Unfairly, it appears that fairies can eat human food without injury, whereas a human tasting their food could be entrapped for ever- see for example the Cornish tale of the Fairy dwelling on Selena moor, in which a bite of a plum or a sip of cider would be fateful. Fairies can be fussy about human culinary efforts, however.  John Rhys presents a series of stories in which  lake maidens (gwraggedd annwn) repeatedly rejected human suitors because the bread they offered was either overbaked or underbaked- too hard or too soft (John Rhys, Celtic folklore pp.4, 28 & 30).  It took a fine judge of baking times to win a faery heart.  The fairies had a particular preference for dairy products, leading to speculations that they are vegetarian.

Fairy fertility

This Cornish story of Selena Moor also points up another physiological fact: fairies appear to be poor breeders.  The captive maid in the story, Grace, says that only very occasionally is a fairy child born, which then is a cause of great rejoicing.  A similar account is given by Angus McLeod of Harris in Wentz (p.116) who sadly remarked that “There is not a wave of prosperity upon the fairies of the knoll, no, not a wave.  There is no growth or increase, no death or withering upon the fairies.  Seed unfortunate they!”  It is to reinforce the weak fairy gene pool that babies are stolen as changelings and that human lovers are taken- a theme I exploited in my own fairy story The Elder Queen.

Actual physical appearance varied from one ‘species’ or type of fairy to another.  Some were envisaged as old men, some as ugly, hairy creatures, and some as tall and beautiful women.  Some were average human height, some were the size of children and some were very small indeed, minute enough to dance around a glow-worm according to one Welsh account; another describes them as being the size of guinea pigs (!).  Angus Macleod of Harris eulogised as follows: “Their heavy brown hair was streaming down to their waist and its lustre was of the fair golden sum of summer.  Their skin was as white as the swan of the wave, and their voice was as melodious as the mavis of the wood, and they themselves were as beauteous of feature and as lithe of form as a picture, while their step was as lithe and stately and their minds as sportive as the little red hind of the hill.” (Wentz p.116)

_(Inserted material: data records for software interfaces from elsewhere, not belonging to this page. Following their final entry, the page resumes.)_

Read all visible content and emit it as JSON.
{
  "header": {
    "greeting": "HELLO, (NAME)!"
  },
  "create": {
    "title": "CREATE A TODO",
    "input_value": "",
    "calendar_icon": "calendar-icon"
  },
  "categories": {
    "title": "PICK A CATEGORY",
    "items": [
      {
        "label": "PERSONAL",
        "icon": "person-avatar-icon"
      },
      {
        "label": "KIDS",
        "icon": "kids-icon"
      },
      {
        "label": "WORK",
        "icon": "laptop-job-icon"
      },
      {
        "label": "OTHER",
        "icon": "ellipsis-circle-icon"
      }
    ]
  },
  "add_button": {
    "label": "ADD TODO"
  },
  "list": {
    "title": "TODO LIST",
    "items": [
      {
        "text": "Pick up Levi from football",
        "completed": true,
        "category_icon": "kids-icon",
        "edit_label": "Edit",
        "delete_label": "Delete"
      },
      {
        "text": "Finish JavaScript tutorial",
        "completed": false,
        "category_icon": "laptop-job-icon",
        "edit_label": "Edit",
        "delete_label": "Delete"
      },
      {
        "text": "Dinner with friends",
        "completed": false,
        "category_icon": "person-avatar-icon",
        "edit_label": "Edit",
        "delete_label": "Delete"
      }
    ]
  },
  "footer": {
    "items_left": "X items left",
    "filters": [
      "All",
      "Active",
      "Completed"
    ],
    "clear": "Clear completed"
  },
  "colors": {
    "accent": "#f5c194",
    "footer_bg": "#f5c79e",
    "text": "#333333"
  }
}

Fairy defects

Whatever the irresistible beauty of fairy maidens, we should be aware of the fact that fairy folk sometimes bore bodily defects that disclosed their supernatural identities. This is marked in Scandinavian folklore- for example, the elle maidens dancing near the elder thickets had alluring faces but were hollow behind (see too The white goddess & the elder queen) and the huldre folk had cow’s tails.  In Britain, this is a less common theme but, for example, Highland glaistigs wore long dresses to cover their hooves; a few other Scottish fairies were similarly marked and their true natures betrayed.

Immortal fairies?

Lastly, it is natural to enquire as to life span.  The Reverend Kirk expressed the opinion in section 7 of his Secret Commonwealth that “they are not subject to sore sicknesses, but dwindle and decay at a certain period, all about ane Age.”  In other words, the fairies are not immortal.  It is certain that they fight wars and can slay each other.

In Cornish tradition the fairies’ exercise of their shape-shifting power had a serious side effect: each time they resumed their normal appearance they got smaller, so that over time they dwindled away until they reached the size of ants and were, essentially, lost.  It is worth observing in this connection that in Cornwall and the South west of England, the pixie or pisky was always considered in any case to be a diminutive being: the Cornish term was an pobel vean- the little people. Accordingly, they started at a disadvantage before they even employed their magic powers!

Further reading

An expanded version of this posting is found in my book British fairies (2017).  I have here mainly concentrated on our ideas about fairy bodies- size, shape, weight, etc; in several separate postings I discuss how we have conceived fairy beauty– their age and their sexuality.  I’ve also examined fairy shape-shifting as well as the debate over the extent to which fairies look like we expect them to.